YOUR INSTRUCTIONS:
Write out the data again in full, keeping every character the same.

Collected data
╭──
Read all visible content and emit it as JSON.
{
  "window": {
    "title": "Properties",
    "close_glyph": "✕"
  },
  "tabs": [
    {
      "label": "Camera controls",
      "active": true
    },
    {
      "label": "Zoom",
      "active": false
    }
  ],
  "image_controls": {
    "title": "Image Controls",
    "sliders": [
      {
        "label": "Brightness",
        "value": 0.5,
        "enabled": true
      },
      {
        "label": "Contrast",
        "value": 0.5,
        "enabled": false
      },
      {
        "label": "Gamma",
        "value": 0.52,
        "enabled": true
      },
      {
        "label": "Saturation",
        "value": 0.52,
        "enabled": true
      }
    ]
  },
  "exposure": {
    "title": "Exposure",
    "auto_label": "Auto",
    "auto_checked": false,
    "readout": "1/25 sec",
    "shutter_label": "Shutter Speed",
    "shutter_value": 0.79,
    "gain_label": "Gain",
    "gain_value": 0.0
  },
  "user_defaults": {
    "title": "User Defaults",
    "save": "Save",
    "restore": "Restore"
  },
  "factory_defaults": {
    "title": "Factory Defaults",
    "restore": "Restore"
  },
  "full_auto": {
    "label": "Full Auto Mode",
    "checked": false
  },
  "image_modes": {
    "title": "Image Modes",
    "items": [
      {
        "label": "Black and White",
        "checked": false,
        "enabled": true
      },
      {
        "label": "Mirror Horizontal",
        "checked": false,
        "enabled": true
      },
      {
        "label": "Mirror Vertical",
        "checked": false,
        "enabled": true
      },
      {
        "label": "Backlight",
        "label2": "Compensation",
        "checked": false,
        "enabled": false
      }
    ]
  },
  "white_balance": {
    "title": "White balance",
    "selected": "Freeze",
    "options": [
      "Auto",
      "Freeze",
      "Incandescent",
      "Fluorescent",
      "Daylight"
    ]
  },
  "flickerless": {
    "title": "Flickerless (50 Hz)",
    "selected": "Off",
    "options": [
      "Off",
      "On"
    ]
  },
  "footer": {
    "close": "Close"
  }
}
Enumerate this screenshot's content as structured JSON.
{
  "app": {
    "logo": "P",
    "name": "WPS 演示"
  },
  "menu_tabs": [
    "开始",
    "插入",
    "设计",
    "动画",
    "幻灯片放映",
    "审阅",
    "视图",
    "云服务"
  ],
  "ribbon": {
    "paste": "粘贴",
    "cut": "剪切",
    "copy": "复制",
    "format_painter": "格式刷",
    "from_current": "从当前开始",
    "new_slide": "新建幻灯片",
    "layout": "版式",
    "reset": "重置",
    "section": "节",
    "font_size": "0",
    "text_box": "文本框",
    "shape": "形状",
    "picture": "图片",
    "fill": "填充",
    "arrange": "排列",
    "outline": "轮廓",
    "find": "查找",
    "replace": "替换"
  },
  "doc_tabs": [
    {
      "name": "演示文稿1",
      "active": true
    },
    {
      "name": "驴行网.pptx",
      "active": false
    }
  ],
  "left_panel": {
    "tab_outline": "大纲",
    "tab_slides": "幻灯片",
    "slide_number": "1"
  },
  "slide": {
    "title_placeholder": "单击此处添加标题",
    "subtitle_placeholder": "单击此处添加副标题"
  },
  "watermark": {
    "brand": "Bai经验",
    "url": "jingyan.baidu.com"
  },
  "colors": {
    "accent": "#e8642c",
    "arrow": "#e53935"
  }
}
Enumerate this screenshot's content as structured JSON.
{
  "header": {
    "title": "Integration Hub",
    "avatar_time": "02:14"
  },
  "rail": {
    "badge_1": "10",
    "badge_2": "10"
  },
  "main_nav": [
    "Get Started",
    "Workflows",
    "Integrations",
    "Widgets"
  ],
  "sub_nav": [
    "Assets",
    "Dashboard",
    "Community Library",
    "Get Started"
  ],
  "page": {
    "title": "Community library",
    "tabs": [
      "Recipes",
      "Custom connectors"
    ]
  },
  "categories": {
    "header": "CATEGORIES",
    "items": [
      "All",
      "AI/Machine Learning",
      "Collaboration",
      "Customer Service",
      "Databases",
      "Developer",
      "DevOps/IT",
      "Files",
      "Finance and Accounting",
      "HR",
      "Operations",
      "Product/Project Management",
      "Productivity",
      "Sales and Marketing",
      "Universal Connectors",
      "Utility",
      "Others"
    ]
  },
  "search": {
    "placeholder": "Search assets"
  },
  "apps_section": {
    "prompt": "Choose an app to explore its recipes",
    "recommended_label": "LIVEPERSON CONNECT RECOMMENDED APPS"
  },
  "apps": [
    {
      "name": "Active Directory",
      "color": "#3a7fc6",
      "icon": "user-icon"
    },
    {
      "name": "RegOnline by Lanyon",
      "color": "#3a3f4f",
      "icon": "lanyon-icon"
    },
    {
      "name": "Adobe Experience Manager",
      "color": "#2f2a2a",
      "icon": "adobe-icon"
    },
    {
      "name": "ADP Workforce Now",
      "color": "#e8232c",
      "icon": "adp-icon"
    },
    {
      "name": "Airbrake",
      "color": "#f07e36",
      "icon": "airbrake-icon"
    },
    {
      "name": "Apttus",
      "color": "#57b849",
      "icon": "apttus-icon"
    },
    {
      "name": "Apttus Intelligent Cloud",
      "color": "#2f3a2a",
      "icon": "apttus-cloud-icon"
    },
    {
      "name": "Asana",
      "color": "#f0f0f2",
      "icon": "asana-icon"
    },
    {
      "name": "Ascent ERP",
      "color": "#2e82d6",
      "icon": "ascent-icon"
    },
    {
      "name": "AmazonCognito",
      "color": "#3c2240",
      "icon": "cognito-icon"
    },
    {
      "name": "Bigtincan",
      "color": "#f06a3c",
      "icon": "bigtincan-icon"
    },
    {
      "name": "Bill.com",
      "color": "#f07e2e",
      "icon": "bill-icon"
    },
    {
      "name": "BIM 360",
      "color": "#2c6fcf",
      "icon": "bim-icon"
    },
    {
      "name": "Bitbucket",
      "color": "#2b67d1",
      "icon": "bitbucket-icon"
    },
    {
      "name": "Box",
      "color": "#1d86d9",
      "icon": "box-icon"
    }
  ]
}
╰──
ANSWER TO THIS PROBLEM:
Read all visible content and emit it as JSON.
{
  "window": {
    "title": "Properties",
    "close_glyph": "✕"
  },
  "tabs": [
    {
      "label": "Camera controls",
      "active": true
    },
    {
      "label": "Zoom",
      "active": false
    }
  ],
  "image_controls": {
    "title": "Image Controls",
    "sliders": [
      {
        "label": "Brightness",
        "value": 0.5,
        "enabled": true
      },
      {
        "label": "Contrast",
        "value": 0.5,
        "enabled": false
      },
      {
        "label": "Gamma",
        "value": 0.52,
        "enabled": true
      },
      {
        "label": "Saturation",
        "value": 0.52,
        "enabled": true
      }
    ]
  },
  "exposure": {
    "title": "Exposure",
    "auto_label": "Auto",
    "auto_checked": false,
    "readout": "1/25 sec",
    "shutter_label": "Shutter Speed",
    "shutter_value": 0.79,
    "gain_label": "Gain",
    "gain_value": 0.0
  },
  "user_defaults": {
    "title": "User Defaults",
    "save": "Save",
    "restore": "Restore"
  },
  "factory_defaults": {
    "title": "Factory Defaults",
    "restore": "Restore"
  },
  "full_auto": {
    "label": "Full Auto Mode",
    "checked": false
  },
  "image_modes": {
    "title": "Image Modes",
    "items": [
      {
        "label": "Black and White",
        "checked": false,
        "enabled": true
      },
      {
        "label": "Mirror Horizontal",
        "checked": false,
        "enabled": true
      },
      {
        "label": "Mirror Vertical",
        "checked": false,
        "enabled": true
      },
      {
        "label": "Backlight",
        "label2": "Compensation",
        "checked": false,
        "enabled": false
      }
    ]
  },
  "white_balance": {
    "title": "White balance",
    "selected": "Freeze",
    "options": [
      "Auto",
      "Freeze",
      "Incandescent",
      "Fluorescent",
      "Daylight"
    ]
  },
  "flickerless": {
    "title": "Flickerless (50 Hz)",
    "selected": "Off",
    "options": [
      "Off",
      "On"
    ]
  },
  "footer": {
    "close": "Close"
  }
}
Enumerate this screenshot's content as structured JSON.
{
  "app": {
    "logo": "P",
    "name": "WPS 演示"
  },
  "menu_tabs": [
    "开始",
    "插入",
    "设计",
    "动画",
    "幻灯片放映",
    "审阅",
    "视图",
    "云服务"
  ],
  "ribbon": {
    "paste": "粘贴",
    "cut": "剪切",
    "copy": "复制",
    "format_painter": "格式刷",
    "from_current": "从当前开始",
    "new_slide": "新建幻灯片",
    "layout": "版式",
    "reset": "重置",
    "section": "节",
    "font_size": "0",
    "text_box": "文本框",
    "shape": "形状",
    "picture": "图片",
    "fill": "填充",
    "arrange": "排列",
    "outline": "轮廓",
    "find": "查找",
    "replace": "替换"
  },
  "doc_tabs": [
    {
      "name": "演示文稿1",
      "active": true
    },
    {
      "name": "驴行网.pptx",
      "active": false
    }
  ],
  "left_panel": {
    "tab_outline": "大纲",
    "tab_slides": "幻灯片",
    "slide_number": "1"
  },
  "slide": {
    "title_placeholder": "单击此处添加标题",
    "subtitle_placeholder": "单击此处添加副标题"
  },
  "watermark": {
    "brand": "Bai经验",
    "url": "jingyan.baidu.com"
  },
  "colors": {
    "accent": "#e8642c",
    "arrow": "#e53935"
  }
}
Enumerate this screenshot's content as structured JSON.
{
  "header": {
    "title": "Integration Hub",
    "avatar_time": "02:14"
  },
  "rail": {
    "badge_1": "10",
    "badge_2": "10"
  },
  "main_nav": [
    "Get Started",
    "Workflows",
    "Integrations",
    "Widgets"
  ],
  "sub_nav": [
    "Assets",
    "Dashboard",
    "Community Library",
    "Get Started"
  ],
  "page": {
    "title": "Community library",
    "tabs": [
      "Recipes",
      "Custom connectors"
    ]
  },
  "categories": {
    "header": "CATEGORIES",
    "items": [
      "All",
      "AI/Machine Learning",
      "Collaboration",
      "Customer Service",
      "Databases",
      "Developer",
      "DevOps/IT",
      "Files",
      "Finance and Accounting",
      "HR",
      "Operations",
      "Product/Project Management",
      "Productivity",
      "Sales and Marketing",
      "Universal Connectors",
      "Utility",
      "Others"
    ]
  },
  "search": {
    "placeholder": "Search assets"
  },
  "apps_section": {
    "prompt": "Choose an app to explore its recipes",
    "recommended_label": "LIVEPERSON CONNECT RECOMMENDED APPS"
  },
  "apps": [
    {
      "name": "Active Directory",
      "color": "#3a7fc6",
      "icon": "user-icon"
    },
    {
      "name": "RegOnline by Lanyon",
      "color": "#3a3f4f",
      "icon": "lanyon-icon"
    },
    {
      "name": "Adobe Experience Manager",
      "color": "#2f2a2a",
      "icon": "adobe-icon"
    },
    {
      "name": "ADP Workforce Now",
      "color": "#e8232c",
      "icon": "adp-icon"
    },
    {
      "name": "Airbrake",
      "color": "#f07e36",
      "icon": "airbrake-icon"
    },
    {
      "name": "Apttus",
      "color": "#57b849",
      "icon": "apttus-icon"
    },
    {
      "name": "Apttus Intelligent Cloud",
      "color": "#2f3a2a",
      "icon": "apttus-cloud-icon"
    },
    {
      "name": "Asana",
      "color": "#f0f0f2",
      "icon": "asana-icon"
    },
    {
      "name": "Ascent ERP",
      "color": "#2e82d6",
      "icon": "ascent-icon"
    },
    {
      "name": "AmazonCognito",
      "color": "#3c2240",
      "icon": "cognito-icon"
    },
    {
      "name": "Bigtincan",
      "color": "#f06a3c",
      "icon": "bigtincan-icon"
    },
    {
      "name": "Bill.com",
      "color": "#f07e2e",
      "icon": "bill-icon"
    },
    {
      "name": "BIM 360",
      "color": "#2c6fcf",
      "icon": "bim-icon"
    },
    {
      "name": "Bitbucket",
      "color": "#2b67d1",
      "icon": "bitbucket-icon"
    },
    {
      "name": "Box",
      "color": "#1d86d9",
      "icon": "box-icon"
    }
  ]
}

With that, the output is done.